What Warranty Should You Get?

How to evaluate manufacturers' warranties on information technology equipment


IT equipment for a small business can cost thousands of dollars for the hardware and setup, but its value in operation is many times that. Most other electronic equipment (such as a microwave oven or television) is worth no more than its purchase price. If those things break, you can get them fixed under warranty or buy a new one, and heat your food some other way or read a book in the meantime. But your IT equipment, with invaluable software and data, and all your employees and customers counting on it to work, is something else—downtime can cause significant financial loss.

So what part should the warranties and service offerings from the manufacturer play in protecting your investment and ensuring business continuity? Let's find out.

Manufacturer's Warranties

Whenever you buy new equipment, you usually find yourself deciding between one year and two or more years of "extended" warranties. Many manufacturers and resellers of major equipment (such as servers, network devices, and high-end laptops) also offer various levels of promised response time for onsite service, coverage for accidental damage, and advance replacement.

When evaluating warranties on IT equipment, you should ask these two important questions:

1. Are all potential problems covered?

From your point-of-view, if any aspect of your IT system is not doing what you expect, then this represents a failure. But a manufacturer's warranty will only help when you can prove the problem is not caused by something else on your network, or even how you deployed or programmed the warranted device. This is because a manufacturer's warranty does not support your IT equipment for what you actually use it for. The manufacturer only covers clear-cut physical or functional failures, and all manufacturers of IT equipment specifically disclaim the implied fitness-for-purpose warranty.

This is not to try to cast manufacturers as bad guys; they just don't have the resources to provide expert assistance to figure out what's wrong with your system, or help you configure the covered device for only the price of the hardware warranty.

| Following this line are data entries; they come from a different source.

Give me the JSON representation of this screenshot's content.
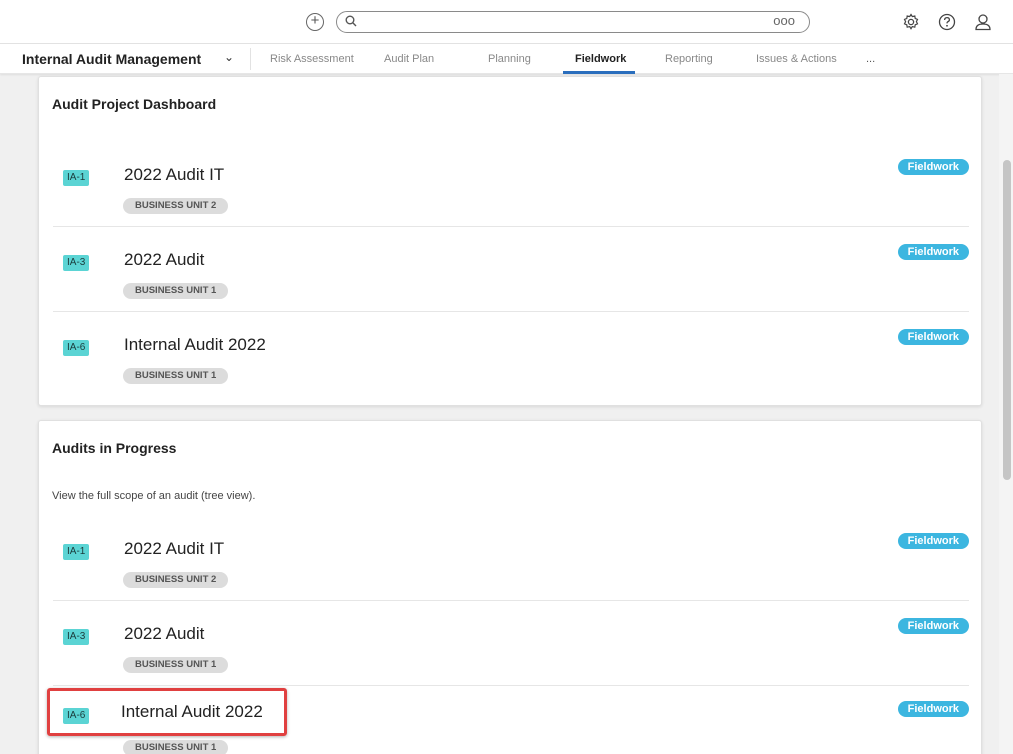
{
  "topbar": {
    "add_icon": "plus-circle-icon",
    "search_icon": "search-icon",
    "search_more": "ooo",
    "icons": [
      "gear-icon",
      "help-icon",
      "user-icon"
    ]
  },
  "nav": {
    "app_name": "Internal Audit Management",
    "chevron": "⌄",
    "tabs": [
      {
        "label": "Risk Assessment",
        "active": false
      },
      {
        "label": "Audit Plan",
        "active": false
      },
      {
        "label": "Planning",
        "active": false
      },
      {
        "label": "Fieldwork",
        "active": true
      },
      {
        "label": "Reporting",
        "active": false
      },
      {
        "label": "Issues & Actions",
        "active": false
      }
    ],
    "more_label": "..."
  },
  "dashboard": {
    "title": "Audit Project Dashboard",
    "rows": [
      {
        "id": "IA-1",
        "title": "2022 Audit IT",
        "unit": "BUSINESS UNIT 2",
        "status": "Fieldwork"
      },
      {
        "id": "IA-3",
        "title": "2022 Audit",
        "unit": "BUSINESS UNIT 1",
        "status": "Fieldwork"
      },
      {
        "id": "IA-6",
        "title": "Internal Audit 2022",
        "unit": "BUSINESS UNIT 1",
        "status": "Fieldwork"
      }
    ]
  },
  "in_progress": {
    "title": "Audits in Progress",
    "description": "View the full scope of an audit (tree view).",
    "rows": [
      {
        "id": "IA-1",
        "title": "2022 Audit IT",
        "unit": "BUSINESS UNIT 2",
        "status": "Fieldwork"
      },
      {
        "id": "IA-3",
        "title": "2022 Audit",
        "unit": "BUSINESS UNIT 1",
        "status": "Fieldwork"
      },
      {
        "id": "IA-6",
        "title": "Internal Audit 2022",
        "unit": "BUSINESS UNIT 1",
        "status": "Fieldwork"
      }
    ]
  },
  "colors": {
    "id_badge": "#5bd4d4",
    "status_pill": "#3cb6e0",
    "unit_pill": "#dcdcdc",
    "active_tab_underline": "#2a6ebd",
    "highlight_box": "#e04040"
  }
}
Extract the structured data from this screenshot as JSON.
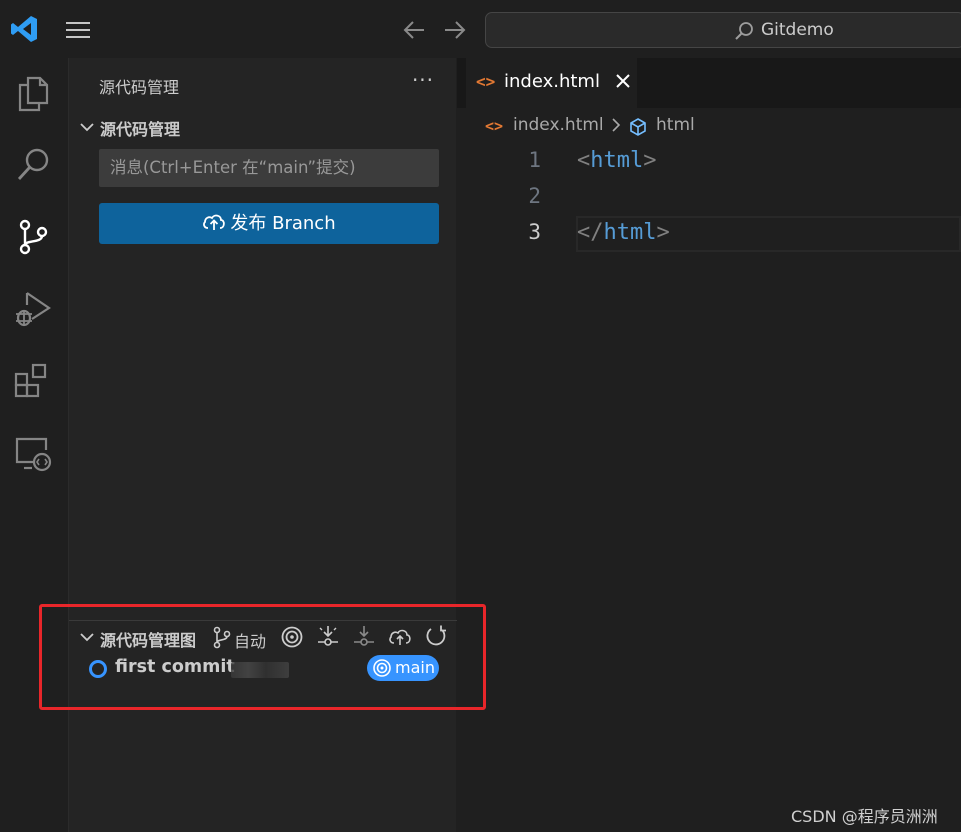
{
  "titlebar": {
    "search_text": "Gitdemo",
    "icons": [
      "vscode-logo-icon",
      "menu-icon",
      "arrow-left-icon",
      "arrow-right-icon",
      "search-icon"
    ]
  },
  "activity_bar": {
    "items": [
      {
        "name": "explorer",
        "icon": "files-icon"
      },
      {
        "name": "search",
        "icon": "search-icon"
      },
      {
        "name": "source-control",
        "icon": "source-control-icon",
        "active": true
      },
      {
        "name": "run-debug",
        "icon": "run-debug-icon"
      },
      {
        "name": "extensions",
        "icon": "extensions-icon"
      },
      {
        "name": "remote-explorer",
        "icon": "remote-explorer-icon"
      }
    ]
  },
  "sidebar": {
    "title": "源代码管理",
    "more": "···",
    "scm_section": {
      "title": "源代码管理",
      "message_placeholder": "消息(Ctrl+Enter 在“main”提交)",
      "publish_label": "发布 Branch"
    },
    "graph_section": {
      "title": "源代码管理图",
      "auto_label": "自动",
      "commits": [
        {
          "message": "first commit",
          "branch": "main"
        }
      ]
    }
  },
  "editor": {
    "tabs": [
      {
        "label": "index.html",
        "icon": "<>"
      }
    ],
    "breadcrumb": {
      "file": "index.html",
      "separator": ">",
      "symbol": "html"
    },
    "lines": [
      {
        "number": "1",
        "open": "<",
        "tag": "html",
        "close": ">"
      },
      {
        "number": "2"
      },
      {
        "number": "3",
        "open": "</",
        "tag": "html",
        "close": ">"
      }
    ]
  },
  "colors": {
    "accent": "#0e639c",
    "branch_badge": "#3794ff",
    "tag": "#569cd6",
    "html_icon": "#e37933",
    "annotation": "#e8262a"
  },
  "watermark": "CSDN @程序员洲洲"
}
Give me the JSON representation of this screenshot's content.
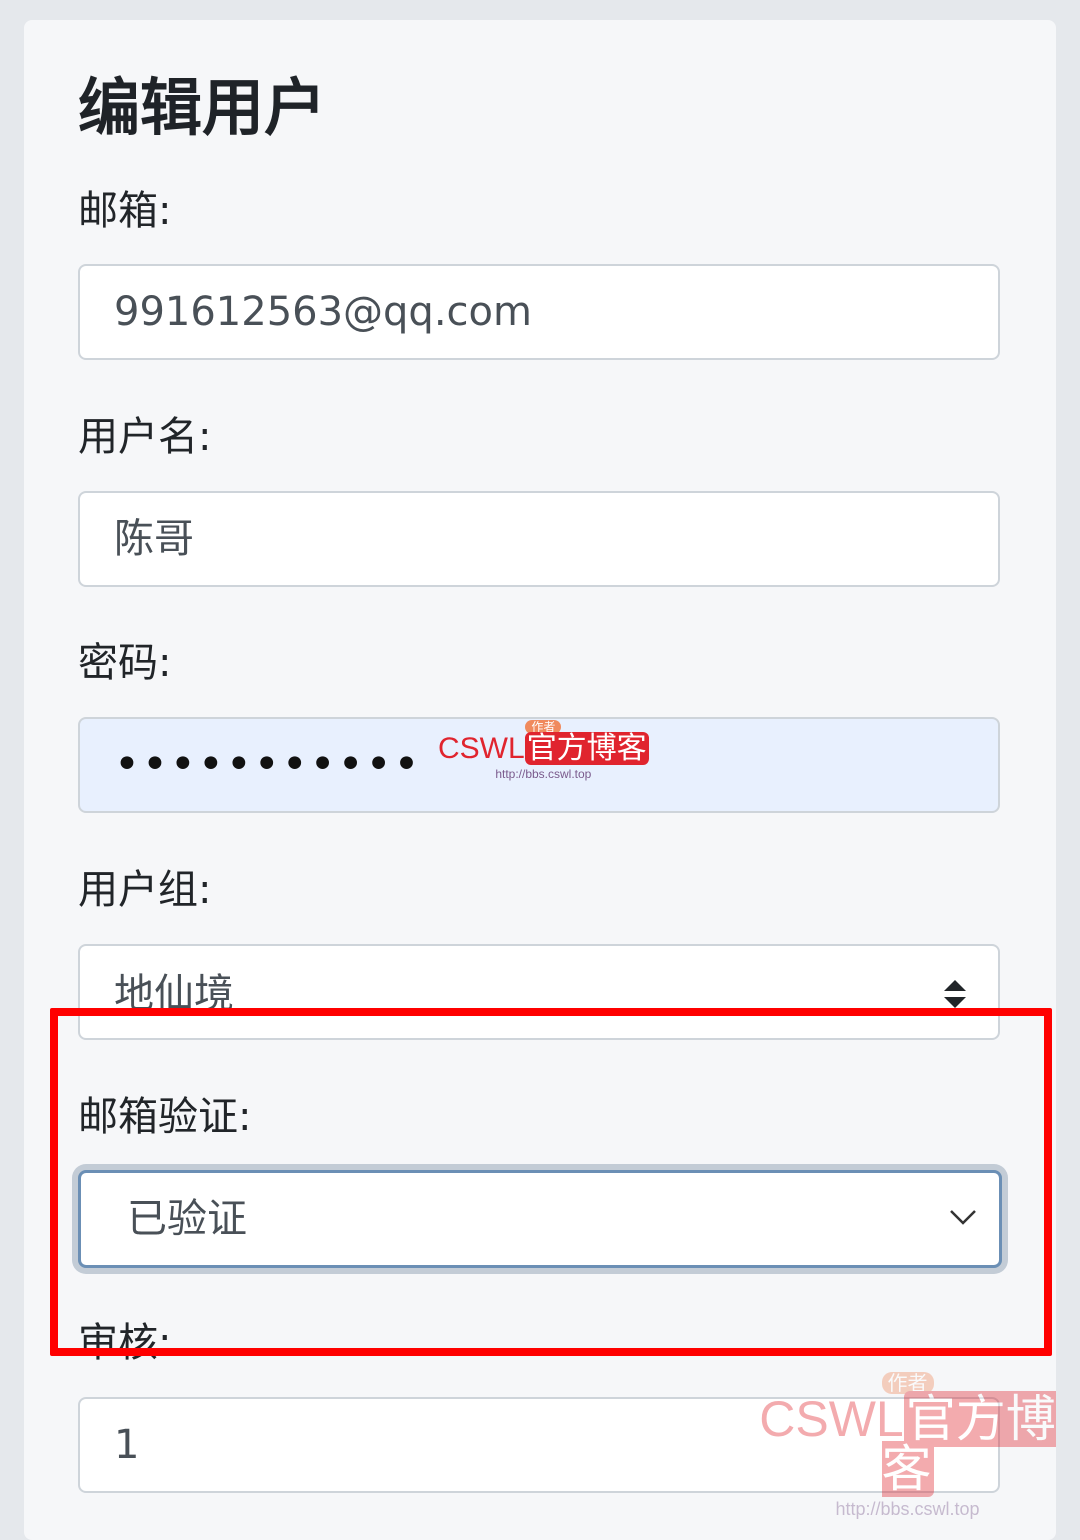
{
  "form": {
    "title": "编辑用户",
    "email": {
      "label": "邮箱:",
      "value": "991612563@qq.com"
    },
    "username": {
      "label": "用户名:",
      "value": "陈哥"
    },
    "password": {
      "label": "密码:",
      "value": "•••••••••••"
    },
    "group": {
      "label": "用户组:",
      "value": "地仙境"
    },
    "email_verify": {
      "label": "邮箱验证:",
      "value": "已验证"
    },
    "review": {
      "label": "审核:",
      "value": "1"
    }
  },
  "watermark": {
    "badge": "作者",
    "brand_latin": "CSWL",
    "brand_cn": "官方博客",
    "url": "http://bbs.cswl.top"
  },
  "colors": {
    "highlight_box": "#ff0000",
    "autofill_bg": "#e8f0fe",
    "focus_border": "#6b8fb5"
  }
}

Besides, if you smooth-talk the manufacturer into sending you a new device when you can't figure out where the fault lies, and the problem really was caused by a configuration error or buggy software, then the problem will still be there after you replace the equipment. In the meantime, you've lost more time and money.

So, it is important to understand that a manufacturer's warranty will only address a small portion of what can actually cause problems related to the covered equipment.

2. How do problems get fixed?

Even if a problem on your network is caused solely by a physical failure in a component covered under warranty, the manufacturer's manner of fixing it for you can have a significant impact on your operations. You should know in advance, for example, if you will need to send the bad part back first and then wait for the replacement. Or, whether they will insist you wipe out all your software and configuration files to test the system with a baseline configuration before they send you replacement parts. These, and many other restrictions, can be very costly in time and money.

Even if it seems like the repair procedures will work for you, warranties are often written vaguely on purpose. If it's not clear what their responsibilities are in a given situation, you will usually have no choice but to comply with the manufacturer's preferred way of handling it. Even if you try to push back, the manufacturer has a big advantage when your network is down and you're willing to do anything to get it back up.

Sometimes, the warranty is simply not what it might seem. A good example is the common "Next Business Day" warranties many manufacturers offer. Intuitively, you would think that means if you buy an expensive server, router, or laptop and it seems to have a hardware failure, a technician will be out there the next day to get it running again. However, many users have found the company's policy is to make you isolate the problem yourself first, which may include wiping all the software to ensure it's not something you changed in the configuration since it was new. Until you have the time to do that, the clock doesn't start on the "next business day." Then, once you have helped identify what component might be failing, it can still take a few days before the technician actually arrives with a new part. They've gotten away with this because of the fine print of the warranty, which, for example, might say they will service your computer "usually" by the next business day.

These companies generally make good on their warranties, even if it takes a week or more. But, if your business continuity plan concretely depended on no computer being down for more than a business day, you might regret having depended on a manufacturer's warranty for that.

Even if a manufacturer has a great reputation for fast service, there are countless stories of users who have learned the hard way that past performance does not guarantee future results. And a great-looking warranty on paper almost always has fine print or, as mentioned before, a way for the manufacturer to give you a hard time when you least need to be hassled.

In the end, you must keep in mind that the main goal of manufacturers is to sell their wares, not provide repair service or systems engineering.

So far, you should see the lesson garnered when you ask the right questions: Ensuring continuity on your IT network requires more means of addressing problems than just a warranty from equipment manufacturers, especially if you depend heavily on your equipment to function at all times. So what else can you do?